Pick every line from the data that holds the word "glyph".

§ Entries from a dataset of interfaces
┌──
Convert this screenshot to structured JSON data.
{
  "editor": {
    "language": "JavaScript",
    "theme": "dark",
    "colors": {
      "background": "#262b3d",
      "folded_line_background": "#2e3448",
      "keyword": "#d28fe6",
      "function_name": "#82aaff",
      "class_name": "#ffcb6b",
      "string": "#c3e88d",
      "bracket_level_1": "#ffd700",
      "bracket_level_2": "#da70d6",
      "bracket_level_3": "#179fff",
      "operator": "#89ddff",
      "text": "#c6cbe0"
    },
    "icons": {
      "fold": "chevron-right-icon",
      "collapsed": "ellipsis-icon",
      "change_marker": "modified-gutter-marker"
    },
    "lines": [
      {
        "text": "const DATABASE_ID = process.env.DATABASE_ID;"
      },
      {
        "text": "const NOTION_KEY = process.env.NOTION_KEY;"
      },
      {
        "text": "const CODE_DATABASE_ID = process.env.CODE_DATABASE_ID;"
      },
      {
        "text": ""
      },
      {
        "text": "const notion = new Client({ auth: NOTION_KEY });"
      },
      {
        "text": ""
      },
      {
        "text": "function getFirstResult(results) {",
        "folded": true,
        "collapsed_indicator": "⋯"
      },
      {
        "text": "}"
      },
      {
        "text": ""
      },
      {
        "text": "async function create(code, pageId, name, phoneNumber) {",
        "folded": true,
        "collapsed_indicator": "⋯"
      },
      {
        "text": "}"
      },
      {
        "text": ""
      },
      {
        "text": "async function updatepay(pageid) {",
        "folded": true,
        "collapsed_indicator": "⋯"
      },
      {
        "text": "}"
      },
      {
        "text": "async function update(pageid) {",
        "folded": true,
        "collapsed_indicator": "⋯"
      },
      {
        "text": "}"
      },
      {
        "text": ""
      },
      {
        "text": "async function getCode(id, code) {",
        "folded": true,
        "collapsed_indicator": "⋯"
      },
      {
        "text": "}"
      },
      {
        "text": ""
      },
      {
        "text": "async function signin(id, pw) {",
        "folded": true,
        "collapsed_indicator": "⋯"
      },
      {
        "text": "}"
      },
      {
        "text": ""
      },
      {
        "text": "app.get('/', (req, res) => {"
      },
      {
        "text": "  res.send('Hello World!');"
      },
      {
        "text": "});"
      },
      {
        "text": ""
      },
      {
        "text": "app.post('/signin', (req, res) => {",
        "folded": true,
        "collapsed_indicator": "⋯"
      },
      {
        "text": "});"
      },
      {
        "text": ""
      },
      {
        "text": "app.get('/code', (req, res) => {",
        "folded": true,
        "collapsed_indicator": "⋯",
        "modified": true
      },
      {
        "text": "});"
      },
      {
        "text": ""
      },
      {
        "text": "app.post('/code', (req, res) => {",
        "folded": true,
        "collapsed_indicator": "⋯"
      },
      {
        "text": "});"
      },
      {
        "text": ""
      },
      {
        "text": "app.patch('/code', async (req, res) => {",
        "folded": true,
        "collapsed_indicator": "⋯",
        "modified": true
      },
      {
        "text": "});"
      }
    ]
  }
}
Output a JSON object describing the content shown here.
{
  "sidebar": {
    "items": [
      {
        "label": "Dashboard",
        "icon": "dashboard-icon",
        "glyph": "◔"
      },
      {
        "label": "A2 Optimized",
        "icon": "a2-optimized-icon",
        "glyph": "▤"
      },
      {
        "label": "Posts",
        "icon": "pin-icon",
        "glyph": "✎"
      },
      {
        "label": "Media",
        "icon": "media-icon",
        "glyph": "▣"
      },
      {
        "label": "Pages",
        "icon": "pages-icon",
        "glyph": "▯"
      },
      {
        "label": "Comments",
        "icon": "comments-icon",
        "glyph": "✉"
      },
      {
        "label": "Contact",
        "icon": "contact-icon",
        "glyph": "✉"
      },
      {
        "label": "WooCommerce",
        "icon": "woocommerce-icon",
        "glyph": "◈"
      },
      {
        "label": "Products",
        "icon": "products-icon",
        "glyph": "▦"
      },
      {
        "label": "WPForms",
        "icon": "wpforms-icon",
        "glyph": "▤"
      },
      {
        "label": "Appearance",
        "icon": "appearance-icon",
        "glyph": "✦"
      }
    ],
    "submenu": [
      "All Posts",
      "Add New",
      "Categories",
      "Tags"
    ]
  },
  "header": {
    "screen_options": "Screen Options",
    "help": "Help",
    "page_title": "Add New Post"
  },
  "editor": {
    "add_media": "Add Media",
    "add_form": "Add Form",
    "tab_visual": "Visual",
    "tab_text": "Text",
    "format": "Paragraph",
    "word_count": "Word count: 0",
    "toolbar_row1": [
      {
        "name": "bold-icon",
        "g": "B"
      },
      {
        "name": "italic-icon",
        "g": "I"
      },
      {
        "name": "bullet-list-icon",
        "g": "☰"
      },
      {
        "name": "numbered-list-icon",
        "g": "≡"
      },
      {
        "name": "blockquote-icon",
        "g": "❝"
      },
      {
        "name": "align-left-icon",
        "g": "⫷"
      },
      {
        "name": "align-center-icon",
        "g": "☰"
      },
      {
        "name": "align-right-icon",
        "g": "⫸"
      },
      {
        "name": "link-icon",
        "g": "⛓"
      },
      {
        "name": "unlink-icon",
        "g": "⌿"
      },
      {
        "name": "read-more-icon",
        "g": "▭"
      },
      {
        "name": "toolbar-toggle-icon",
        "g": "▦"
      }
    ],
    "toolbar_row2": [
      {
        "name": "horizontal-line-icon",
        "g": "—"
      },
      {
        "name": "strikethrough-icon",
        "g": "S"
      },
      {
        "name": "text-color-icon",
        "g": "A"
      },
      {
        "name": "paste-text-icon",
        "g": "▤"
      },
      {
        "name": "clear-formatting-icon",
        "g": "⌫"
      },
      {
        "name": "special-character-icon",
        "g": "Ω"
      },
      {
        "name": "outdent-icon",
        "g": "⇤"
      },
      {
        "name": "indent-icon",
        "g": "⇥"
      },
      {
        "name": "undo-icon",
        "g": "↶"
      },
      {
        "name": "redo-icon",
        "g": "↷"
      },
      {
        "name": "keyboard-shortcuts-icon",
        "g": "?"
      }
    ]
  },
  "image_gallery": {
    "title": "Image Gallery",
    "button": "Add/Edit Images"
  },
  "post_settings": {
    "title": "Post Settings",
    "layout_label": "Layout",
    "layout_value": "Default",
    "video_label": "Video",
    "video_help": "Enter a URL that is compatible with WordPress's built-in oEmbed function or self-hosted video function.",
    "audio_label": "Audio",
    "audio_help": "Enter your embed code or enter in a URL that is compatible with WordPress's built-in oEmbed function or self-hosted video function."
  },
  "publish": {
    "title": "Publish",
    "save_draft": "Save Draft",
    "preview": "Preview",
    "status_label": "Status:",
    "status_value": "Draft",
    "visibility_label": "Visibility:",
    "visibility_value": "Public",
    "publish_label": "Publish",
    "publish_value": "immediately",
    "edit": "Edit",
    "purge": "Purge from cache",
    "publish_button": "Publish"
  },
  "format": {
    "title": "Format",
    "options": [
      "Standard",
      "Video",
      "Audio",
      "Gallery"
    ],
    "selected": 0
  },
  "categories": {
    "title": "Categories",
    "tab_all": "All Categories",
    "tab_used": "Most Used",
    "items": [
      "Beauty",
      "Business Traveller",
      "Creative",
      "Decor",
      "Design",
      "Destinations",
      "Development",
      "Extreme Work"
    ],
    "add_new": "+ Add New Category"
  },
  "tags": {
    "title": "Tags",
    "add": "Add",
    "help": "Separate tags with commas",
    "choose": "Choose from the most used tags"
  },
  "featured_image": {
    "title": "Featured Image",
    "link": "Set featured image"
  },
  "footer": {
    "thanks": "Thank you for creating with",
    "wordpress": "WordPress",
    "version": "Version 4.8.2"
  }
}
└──
§ Expected output
        "glyph": "◔"
        "glyph": "▤"
        "glyph": "✎"
        "glyph": "▣"
        "glyph": "▯"
        "glyph": "✉"
        "glyph": "✉"
        "glyph": "◈"
        "glyph": "▦"
        "glyph": "▤"
        "glyph": "✦"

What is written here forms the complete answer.